You can also apply directly to Korean schools of your choice. Make sure you can speak with other Western teachers at the school before commiting to a contract.
When it comes to applying to the schools directly, recruiting site Gone2Korea says:
"Something to consider: Many of the larger and more established schools in Korea prefer to use recruiters because of the guarantee we provide them with, and because they’re more selective with their staffing needs and are interested in reviewing multiple applications before making a decision. Additionally, many of these schools simply don’t have the time to find the teachers on their own, arrange interviews, provide documents, guide them through the visa process, organize airfare and airport pickup, etc."
Should you use a ESL Recruiter?
List your specific requests for employment and narrow the number of companies you'll apply to. Avoid applying to, say, a dozen companies. On the other hand, if you are much more flexible then apply to as many companies as you can.
Advantages of using an ESL recruiter (From Gone2Korea)
- Contract negotiations (private schools only)
- First hand correspondence with other western teachers currently teaching in Korea
- Tips and advice before you depart
- Incheon Airport meet and greet
- Tips and advice after you arrive
- Additional help and assistance in the unlikely event that you require guidance or assistance while in Korea
- Organized events and gatherings in Korea
Teaching in Korea - Legal
Did you know that recruiters are not legally responsible for contractual disputes between you (teacher) and the Korean employer? Legal responsbility is shifted to you and your Korean employer when you sign off on the recruiter's contract.

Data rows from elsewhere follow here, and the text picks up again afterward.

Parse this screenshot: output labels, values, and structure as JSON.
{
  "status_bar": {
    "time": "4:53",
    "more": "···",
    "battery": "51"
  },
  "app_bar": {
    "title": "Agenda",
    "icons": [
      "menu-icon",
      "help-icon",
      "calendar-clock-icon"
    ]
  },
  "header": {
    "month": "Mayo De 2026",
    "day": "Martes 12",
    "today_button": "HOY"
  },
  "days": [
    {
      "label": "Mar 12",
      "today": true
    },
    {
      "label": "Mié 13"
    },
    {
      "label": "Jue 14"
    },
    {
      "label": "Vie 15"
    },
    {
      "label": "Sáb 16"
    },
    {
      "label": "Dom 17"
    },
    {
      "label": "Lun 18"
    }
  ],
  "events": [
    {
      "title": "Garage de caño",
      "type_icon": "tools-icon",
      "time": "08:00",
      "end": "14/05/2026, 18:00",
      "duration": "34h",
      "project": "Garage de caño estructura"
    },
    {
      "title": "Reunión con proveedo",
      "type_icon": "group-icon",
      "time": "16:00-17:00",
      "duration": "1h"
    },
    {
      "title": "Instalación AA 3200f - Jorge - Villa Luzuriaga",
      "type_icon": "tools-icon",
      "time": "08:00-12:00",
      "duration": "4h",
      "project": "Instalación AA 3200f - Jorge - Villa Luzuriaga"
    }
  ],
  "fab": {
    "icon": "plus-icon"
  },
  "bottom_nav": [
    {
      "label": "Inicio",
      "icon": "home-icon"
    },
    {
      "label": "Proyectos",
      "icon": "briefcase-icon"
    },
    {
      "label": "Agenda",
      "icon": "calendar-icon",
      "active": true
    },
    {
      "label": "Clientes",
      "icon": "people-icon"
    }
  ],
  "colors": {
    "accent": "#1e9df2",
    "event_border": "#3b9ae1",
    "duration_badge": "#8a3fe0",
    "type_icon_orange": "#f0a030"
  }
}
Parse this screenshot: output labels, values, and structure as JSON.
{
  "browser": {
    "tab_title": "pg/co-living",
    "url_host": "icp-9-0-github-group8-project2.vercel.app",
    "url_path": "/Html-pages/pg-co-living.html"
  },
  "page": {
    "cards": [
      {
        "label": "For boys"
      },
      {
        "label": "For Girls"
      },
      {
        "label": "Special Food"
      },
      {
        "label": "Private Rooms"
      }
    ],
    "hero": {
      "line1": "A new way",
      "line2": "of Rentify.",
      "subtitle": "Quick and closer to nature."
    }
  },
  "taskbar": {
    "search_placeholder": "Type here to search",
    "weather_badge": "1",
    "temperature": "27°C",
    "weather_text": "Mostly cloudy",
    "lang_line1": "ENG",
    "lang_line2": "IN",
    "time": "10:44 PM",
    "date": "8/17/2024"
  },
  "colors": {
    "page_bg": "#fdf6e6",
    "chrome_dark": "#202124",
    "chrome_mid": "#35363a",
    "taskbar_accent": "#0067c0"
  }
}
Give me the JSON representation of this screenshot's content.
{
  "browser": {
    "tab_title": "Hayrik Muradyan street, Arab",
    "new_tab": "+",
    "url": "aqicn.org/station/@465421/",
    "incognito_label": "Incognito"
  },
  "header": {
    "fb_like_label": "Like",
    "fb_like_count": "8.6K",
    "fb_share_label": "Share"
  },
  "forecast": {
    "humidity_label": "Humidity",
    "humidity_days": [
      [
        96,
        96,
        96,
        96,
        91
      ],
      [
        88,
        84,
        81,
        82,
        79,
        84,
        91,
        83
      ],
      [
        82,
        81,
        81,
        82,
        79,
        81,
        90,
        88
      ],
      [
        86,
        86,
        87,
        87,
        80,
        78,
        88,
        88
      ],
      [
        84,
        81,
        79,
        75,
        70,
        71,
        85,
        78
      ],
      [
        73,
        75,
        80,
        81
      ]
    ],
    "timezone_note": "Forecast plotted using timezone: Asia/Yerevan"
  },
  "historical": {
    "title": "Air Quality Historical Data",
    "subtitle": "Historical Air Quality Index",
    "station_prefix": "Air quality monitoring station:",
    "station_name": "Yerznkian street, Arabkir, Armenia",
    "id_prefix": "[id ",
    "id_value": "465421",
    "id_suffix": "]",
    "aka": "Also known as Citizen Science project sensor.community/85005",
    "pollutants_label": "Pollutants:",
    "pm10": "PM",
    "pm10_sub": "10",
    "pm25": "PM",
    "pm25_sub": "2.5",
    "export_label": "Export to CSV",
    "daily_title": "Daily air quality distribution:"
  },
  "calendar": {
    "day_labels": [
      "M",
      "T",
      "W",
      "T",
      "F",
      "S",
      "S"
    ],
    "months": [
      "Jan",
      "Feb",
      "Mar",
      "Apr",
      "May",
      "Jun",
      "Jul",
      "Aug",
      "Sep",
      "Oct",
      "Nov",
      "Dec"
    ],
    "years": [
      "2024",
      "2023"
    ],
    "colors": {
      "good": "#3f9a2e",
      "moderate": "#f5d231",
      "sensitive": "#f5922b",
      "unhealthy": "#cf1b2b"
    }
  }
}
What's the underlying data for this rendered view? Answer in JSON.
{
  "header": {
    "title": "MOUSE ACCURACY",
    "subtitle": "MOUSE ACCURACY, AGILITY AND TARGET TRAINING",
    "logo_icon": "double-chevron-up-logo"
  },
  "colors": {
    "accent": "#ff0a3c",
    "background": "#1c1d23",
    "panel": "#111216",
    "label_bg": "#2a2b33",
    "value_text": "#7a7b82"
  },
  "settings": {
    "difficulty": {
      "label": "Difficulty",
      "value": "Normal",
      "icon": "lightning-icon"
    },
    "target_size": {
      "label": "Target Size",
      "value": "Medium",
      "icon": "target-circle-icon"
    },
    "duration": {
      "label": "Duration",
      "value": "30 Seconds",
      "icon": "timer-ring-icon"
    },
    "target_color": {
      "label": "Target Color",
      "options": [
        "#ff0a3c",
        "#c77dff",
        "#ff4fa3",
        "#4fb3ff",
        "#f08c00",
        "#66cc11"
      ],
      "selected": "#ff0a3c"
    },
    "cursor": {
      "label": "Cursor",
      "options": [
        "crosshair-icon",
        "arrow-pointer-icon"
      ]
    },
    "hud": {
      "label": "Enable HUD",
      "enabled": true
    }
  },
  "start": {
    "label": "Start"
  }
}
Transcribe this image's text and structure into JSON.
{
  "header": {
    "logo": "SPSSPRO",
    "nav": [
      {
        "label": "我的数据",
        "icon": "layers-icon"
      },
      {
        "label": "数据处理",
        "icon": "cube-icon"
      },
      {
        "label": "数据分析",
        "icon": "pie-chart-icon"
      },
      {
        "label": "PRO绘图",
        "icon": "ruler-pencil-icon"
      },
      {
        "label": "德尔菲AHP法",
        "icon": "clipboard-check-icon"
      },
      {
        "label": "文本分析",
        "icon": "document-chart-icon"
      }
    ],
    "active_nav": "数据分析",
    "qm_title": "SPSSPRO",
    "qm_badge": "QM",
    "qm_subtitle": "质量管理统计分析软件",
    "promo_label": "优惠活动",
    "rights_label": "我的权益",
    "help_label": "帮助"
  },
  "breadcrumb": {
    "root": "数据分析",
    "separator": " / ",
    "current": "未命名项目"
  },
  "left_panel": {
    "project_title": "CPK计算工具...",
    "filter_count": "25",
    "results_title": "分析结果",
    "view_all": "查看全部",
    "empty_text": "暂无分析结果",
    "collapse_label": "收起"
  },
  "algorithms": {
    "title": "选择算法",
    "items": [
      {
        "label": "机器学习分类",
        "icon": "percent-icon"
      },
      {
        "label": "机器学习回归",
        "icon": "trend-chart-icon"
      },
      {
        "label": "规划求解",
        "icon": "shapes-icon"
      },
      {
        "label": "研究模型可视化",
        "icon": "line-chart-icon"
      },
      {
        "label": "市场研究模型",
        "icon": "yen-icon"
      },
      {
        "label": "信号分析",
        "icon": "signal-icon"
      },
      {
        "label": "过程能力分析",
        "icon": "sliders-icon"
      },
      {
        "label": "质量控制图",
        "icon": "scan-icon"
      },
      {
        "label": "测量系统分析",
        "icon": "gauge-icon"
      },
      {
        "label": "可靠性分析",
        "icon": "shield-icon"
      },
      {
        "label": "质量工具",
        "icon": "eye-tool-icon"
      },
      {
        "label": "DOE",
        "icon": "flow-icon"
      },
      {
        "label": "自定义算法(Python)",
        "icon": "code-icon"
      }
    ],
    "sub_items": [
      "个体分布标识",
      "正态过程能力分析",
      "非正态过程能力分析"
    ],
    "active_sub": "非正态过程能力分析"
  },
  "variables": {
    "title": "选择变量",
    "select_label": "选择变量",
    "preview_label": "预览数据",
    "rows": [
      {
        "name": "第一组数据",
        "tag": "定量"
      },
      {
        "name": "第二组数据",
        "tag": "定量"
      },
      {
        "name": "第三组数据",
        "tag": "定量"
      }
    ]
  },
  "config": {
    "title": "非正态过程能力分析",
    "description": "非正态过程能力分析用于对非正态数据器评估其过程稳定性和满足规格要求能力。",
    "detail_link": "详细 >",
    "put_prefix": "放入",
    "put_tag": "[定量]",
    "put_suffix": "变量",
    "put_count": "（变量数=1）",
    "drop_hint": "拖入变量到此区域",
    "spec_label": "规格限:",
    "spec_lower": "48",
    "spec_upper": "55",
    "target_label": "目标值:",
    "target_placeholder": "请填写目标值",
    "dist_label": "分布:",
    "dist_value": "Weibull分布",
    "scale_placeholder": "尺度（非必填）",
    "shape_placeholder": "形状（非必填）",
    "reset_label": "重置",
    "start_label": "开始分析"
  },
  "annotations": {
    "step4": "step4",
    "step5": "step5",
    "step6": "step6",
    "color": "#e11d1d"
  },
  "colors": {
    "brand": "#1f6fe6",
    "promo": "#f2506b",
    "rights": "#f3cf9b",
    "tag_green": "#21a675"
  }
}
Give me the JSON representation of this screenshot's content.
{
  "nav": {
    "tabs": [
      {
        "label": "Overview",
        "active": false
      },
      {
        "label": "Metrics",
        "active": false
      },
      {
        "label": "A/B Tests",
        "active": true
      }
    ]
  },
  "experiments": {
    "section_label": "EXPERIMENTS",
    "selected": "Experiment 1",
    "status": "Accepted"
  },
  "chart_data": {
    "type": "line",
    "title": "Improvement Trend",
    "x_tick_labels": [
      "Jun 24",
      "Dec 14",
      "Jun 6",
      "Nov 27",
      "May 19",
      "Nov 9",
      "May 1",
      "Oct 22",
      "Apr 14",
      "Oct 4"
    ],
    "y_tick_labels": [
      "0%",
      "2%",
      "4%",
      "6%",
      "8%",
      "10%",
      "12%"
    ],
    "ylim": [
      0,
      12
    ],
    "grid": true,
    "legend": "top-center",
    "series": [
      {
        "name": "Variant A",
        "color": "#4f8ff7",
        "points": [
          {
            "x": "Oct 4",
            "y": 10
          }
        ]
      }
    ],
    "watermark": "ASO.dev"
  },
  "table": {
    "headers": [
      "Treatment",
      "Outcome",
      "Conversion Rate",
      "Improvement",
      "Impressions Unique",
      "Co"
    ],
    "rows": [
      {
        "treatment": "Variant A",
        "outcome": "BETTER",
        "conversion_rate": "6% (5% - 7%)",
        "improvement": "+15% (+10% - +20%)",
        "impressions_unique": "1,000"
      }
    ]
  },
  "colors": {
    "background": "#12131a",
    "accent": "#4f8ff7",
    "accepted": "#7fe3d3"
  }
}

Despite not being their legal responsibility, a good recruiting agency will enforce all necessary and possible to accomodate your contract and specified requests.
The recruiting agencies listed in this site are licensed businesses, been in business for several years, have trustworthy track records, have experience dealing with contractual disputes, and put the teacher first.
This means that several agencies have not been listed herein because they fell short of such reported qualities and qualifications.
Salaries and Benefits
Depending on personal cost of living, expense habits, and general area, teacher's commonly save $8,000 in a year while enjoying the teaching experience and country in general. Most schools pay around 2 million won per month (about $1,500-$1,700). Take into account the free accommodations, free flights, low tax rate, and low cost of living and you have the spending power of most Western 30-something executives. (From - Gone2Korea)
An added perk is the "severance pay" of an extra month's salary upon completion of your contract.
If you've made up your mind to teach English in South Korea, have all required documentation ready, and have taken a TEFL/TESL (Teaching English as a Foreign/Second Language), you will most likely be approached by recruiters. These recruiters are paid well by Korean schools to recruit qualified teachers and facilitate your move to Korea and begin your contract as a teacher.
Although many Korean schools do not require TEFL certification, it's a practical introduction to teaching and networking with others who can get you the right teaching job in Korea. Some TEFL certified schools are listed in the links menu at the top of this page.
When to Apply – Summary (From - Gone2Korea)
Public Schools - February Semester: 6-9 months prior to February is ideal, although 4-6 months is usually sufficient. (ASAP requests will be accommodated if jobs are still available)
Private Schools - 4-6 months before your desired starting date is ideal. (ASAP requests will be accommodated whenever possible)